As a preface to any review of the Sigrid Harald series, I think it only right to include the author's note from the final book "Fugitive Colors".
"Lieutenant Sigrid Harald, NYPD first appeared in... "One Coffee With" in 1981. "Fugitive Colors" is her eighth adventure, with each book set in what was - and is - the current "now."
"One Coffee With" began on a blue-sky sunny April day. Spring gave way to summer, then autumn in New York, followed by Christmas and one of the worst Februarys in the city's memory (in Sigrid's memory, too, unfortunately)
For the author, fourteen years have passed. For Sigrid Harald herself, no matter how much internal evidence alert readers may cite to the contrary, it has been only one short tumultuous year.
And now it is spring again. . . "
As mentioned, this jewel of a character study spans the course of eight full length novels plus two short stories, one, "Lieutenant Harald And the `Treasure Island' Treasure" was originally published in Alfred Hitchcock's Mystery Magazine, and the other, "Lieutenant Harald And The Impossible Gun" first appeared in Marilyn Wallace's fourth anthology. Both can be found in Margaret Maron's short story anthology "Shoveling Smoke".
As other reviewers have noted, these stories must be read in the correct order to fully understand the amazing transformation Sigrid goes through in the span of a short year, both internally and externally. And yet, all of the books can stand alone as well-plotted mysteries. This is the mark of Maron's true genius.
"Baby Doll Games" (1988) - On Halloween at a matinee ballet performance, a shadowy figure kills a dancer in a little Greenwich Village theatre before an audience of horrified children. Sigrid is outraged. Her instincts tell her it was a crime of passion, but she has no evidence. She does, however, have a source of inside information. Her roommate, Roman Tramegra, had been acting as scenarist for the company's production of a new ballet `Ghosties and Ghouls'. This has enabled him to observe the interactions of the troop for several months. Will this be enough to enable Sigrid to figure out what has really been going on that was worth killing to cover up?
Sigrid continues to have her personal life push at the boundaries she would like to set for it. One of the witnesses in the audience turns out to be an old schoolmate of Sigrid's and has her own agenda when it comes to renewing the acquaintance.
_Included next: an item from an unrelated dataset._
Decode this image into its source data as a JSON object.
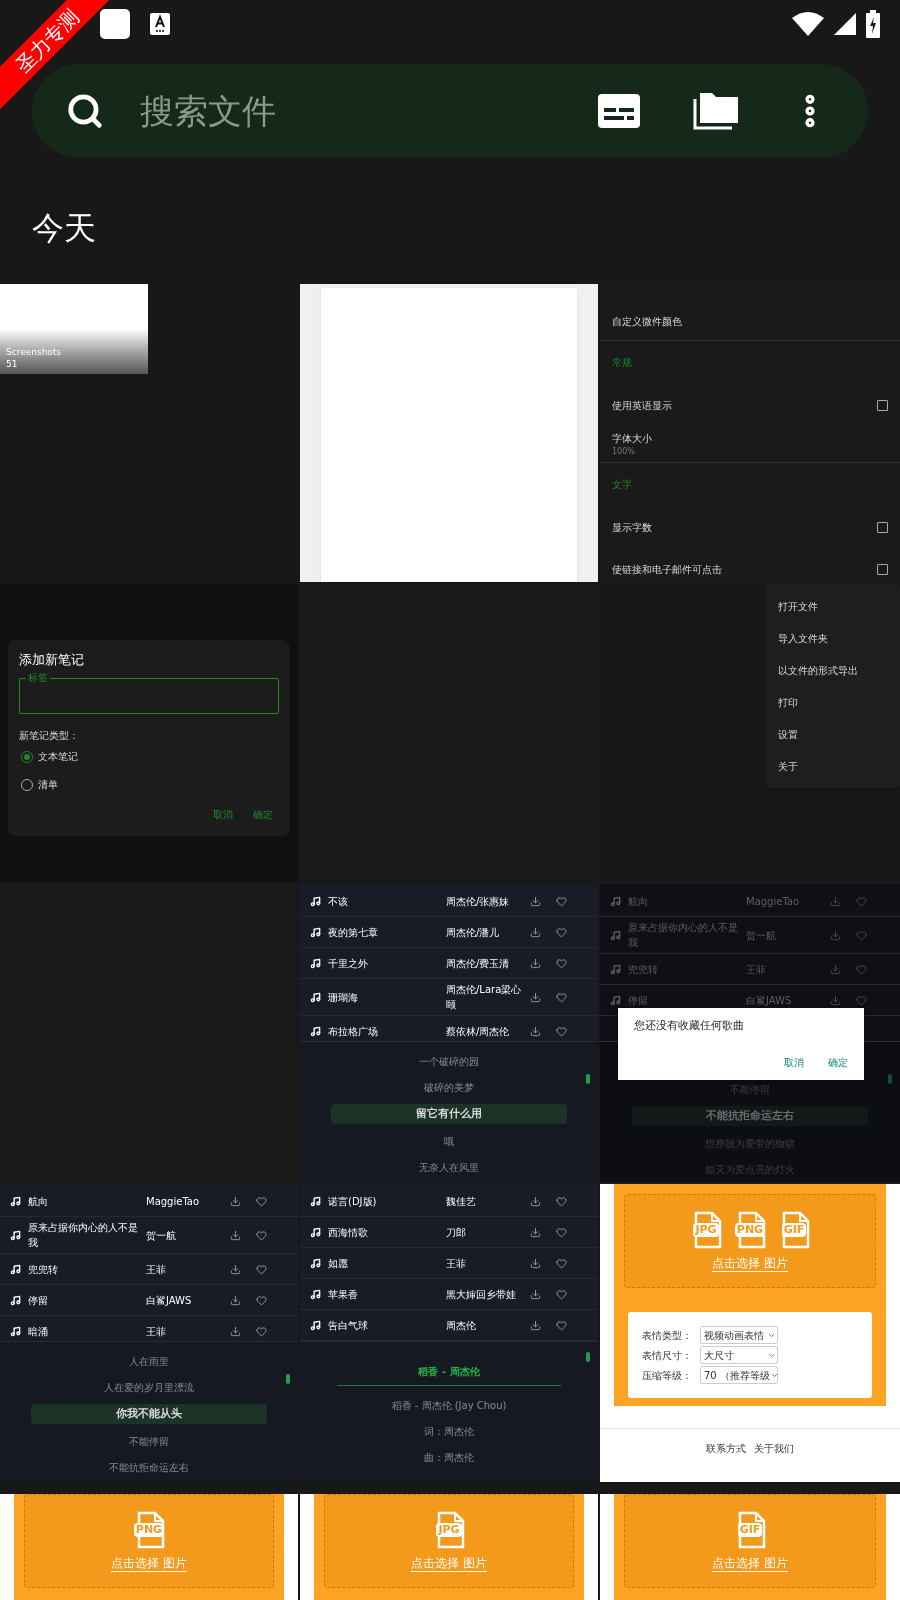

Another question is why has her boss, Captain McKinnon, specialized in Detective Second Grade Michael Cluett (who is pushing sixty if a day) from Brooklyn to help cover her department's temporary depletion of manpower. Detective Tildon is not expected to return to work before January. But why Cluett, who is so obviously just counting down the weeks until retirement? And Nauman is now ready to take their relationship to the next level. Is Sigrid?
This is another morally ambiguous murder mystery that Margaret Maron excels at; one is left with a profound sadness at the end of the book, knowing that a single decision could have kept things from becoming this dire.